NARI members share the short list of questions they are usually asked by homeowners and offer a list of questions that you should ask:
Timing and money are the most common questions a home improvement contractor hears, but during an interview with a homeowner when homeowners should be asking about credentials and verifying business practices what is often heard is, “When can you start? When will it be finished? How much will it cost?"
These simply aren't enough. Yes, timing may be "everything" in comedy, but that certainly isn't the case when it comes to remodeling. If you are going to have a successful remodeling project, you need to learn the right questions to ask and how to ask them.
When a group of NARI remodeling contractors were asked what questions homeowners asked most frequently, the group unanimously agreed that their most popular queries were:
- When can you start?
- When will you be finished?
- What time will you knock on my door each morning?
- What time will you quit for the day?
- Are you going to work everyday?
- Can you finish before (insert any major holiday or significant family event)?

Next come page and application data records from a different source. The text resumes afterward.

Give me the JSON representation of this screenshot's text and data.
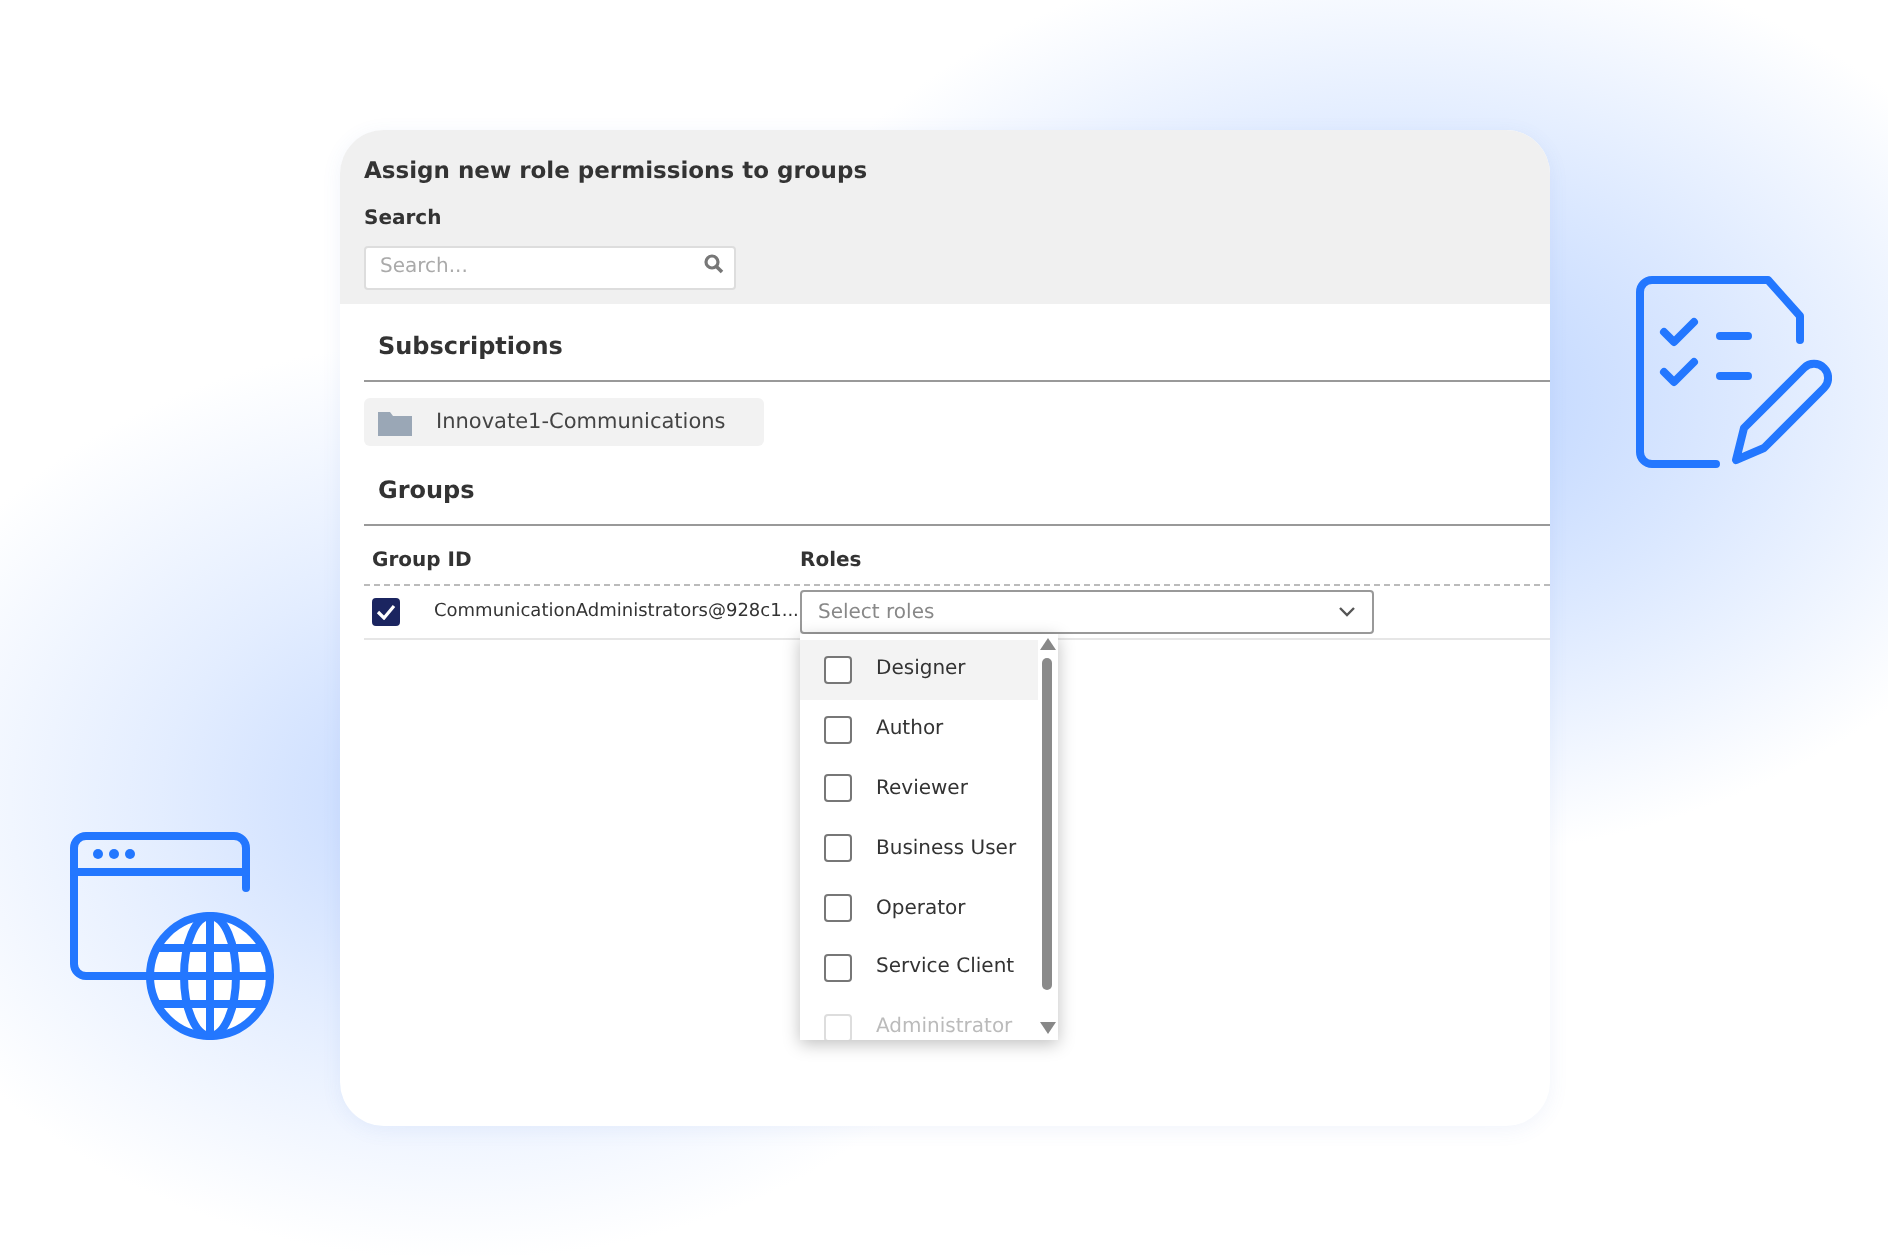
{
  "dialog": {
    "title": "Assign new role permissions to groups",
    "search_label": "Search",
    "search": {
      "placeholder": "Search..."
    }
  },
  "subscriptions": {
    "heading": "Subscriptions",
    "items": [
      {
        "label": "Innovate1-Communications"
      }
    ]
  },
  "groups": {
    "heading": "Groups",
    "columns": [
      "Group ID",
      "Roles"
    ],
    "rows": [
      {
        "checked": true,
        "group_id": "CommunicationAdministrators@928c1...",
        "roles": {
          "placeholder": "Select roles"
        }
      }
    ]
  },
  "roles_dropdown": {
    "options": [
      {
        "label": "Designer",
        "checked": false,
        "highlighted": true,
        "disabled": false
      },
      {
        "label": "Author",
        "checked": false,
        "highlighted": false,
        "disabled": false
      },
      {
        "label": "Reviewer",
        "checked": false,
        "highlighted": false,
        "disabled": false
      },
      {
        "label": "Business User",
        "checked": false,
        "highlighted": false,
        "disabled": false
      },
      {
        "label": "Operator",
        "checked": false,
        "highlighted": false,
        "disabled": false
      },
      {
        "label": "Service Client",
        "checked": false,
        "highlighted": false,
        "disabled": false
      },
      {
        "label": "Administrator",
        "checked": false,
        "highlighted": false,
        "disabled": true
      }
    ]
  }
}
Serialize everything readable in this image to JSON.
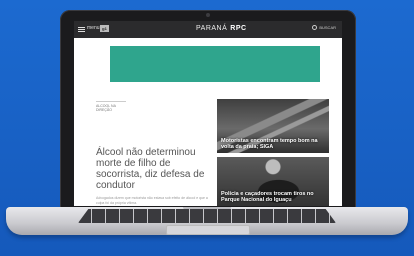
{
  "colors": {
    "background": "#1a63c8",
    "ad_banner": "#2fa58d"
  },
  "site": {
    "menu_label": "menu",
    "badge": "g1",
    "brand_left": "PARANÁ",
    "brand_right": "RPC",
    "search_label": "BUSCAR"
  },
  "main_story": {
    "kicker": "ALCOOL NA DIREÇÃO",
    "headline": "Álcool não determinou morte de filho de socorrista, diz defesa de condutor",
    "summary": "Advogados dizem que motorista não estava sob efeito de álcool e que a culpa foi da própria vítima."
  },
  "cards": [
    {
      "tag": "",
      "title": "Motoristas encontram tempo bom na volta da praia; SIGA"
    },
    {
      "tag": "",
      "title": "Polícia e caçadores trocam tiros no Parque Nacional do Iguaçu"
    }
  ]
}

- How much will it cost per square foot?
Unfortunately, these are not the type of questions that are going to tell you much about a particular contractor.
Start by asking questions about a company's business practices and experience in a similar type of project. If you decide you want to hire a particular remodeling contractor, then you can discuss when he or she can start, what time he or she can knock on your door each morning and when you will have your home to yourselves again.
Here are some questions NARI members recommend you ask before signing a remodeling contract:
- How long have you been in business?
- Who will be assigned as project supervisor for the job?
- Who will be working on the project? Are they employees or subcontractors?
- Does your company carry workers compensation and liability insurance? (Always verify this information by calling the agency. A copy of an insurance certificate does not let you know if the policy is still current. Even if the certificate has an expiration date. you cannot tell if the insurance has been canceled by either party. If licensing is required in your state also ask if the contractor is licensed and call to verify compliance with the law. Not all states offer or require licensing. Check with your local or state government agencies.)
- What is your approach to a project such as this?
- How many projects like mine have you completed in the past year?
- May I have a list of reference from those projects?
- May I have a list of business referrals or suppliers?
- What percentage of your business is repeat or referral business?
- Are you a member of a national trade association?
- Have you or your employees been certified in remodeling or had any special training or education, such as earning a Certified Remodeler (CR), Certified Remodeler Specialist (CRS) or Certified Lead Carpenter (CLC) or Certified Kitchen & Bath Remodeler (CKBR) designation?
Unlike your accountant or stockbroker, your remodeler will be a part of your daily life and available for some on-the-job education. He or she will be privy to your personal life, more so than your doctor or lawyer. Your contractor will know how you look early in the morning and how well behaved your dog is. It makes sense that you should take some time to carefully select this person and make sure that it is someone to whom you can ask questions.
Remodeling can be a fun experience. You get to create your dream room or home and learn a little about design and building along the way. All you need to do is ask questions. Questions that, according to NARI members, remodelers don't feel that are getting enough of. So tap into your curiosity and ask away.
Does every remodeling job need a permit?
Building codes have been established by most cities, towns and countries. They vary considerably from one jurisdiction to another. A building permit generally is required whenever structural work is involved or when the basic living area of the home is to be changed. A professional who works in your city or town every day will know to local requirements.
What is the difference between a remodeler and a builder who decides to also do remodeling?Builder News magazine offers insight on the difference between the building and remodeling industries.
How much does it cost to join?
The member-at-large dues to join NARI are $280 annually. For members joining through a chapter the dues vary. It is best to call the chapter directly for that information.
- See more at: http://www.nari.org/faq/index.asp?#FAQ3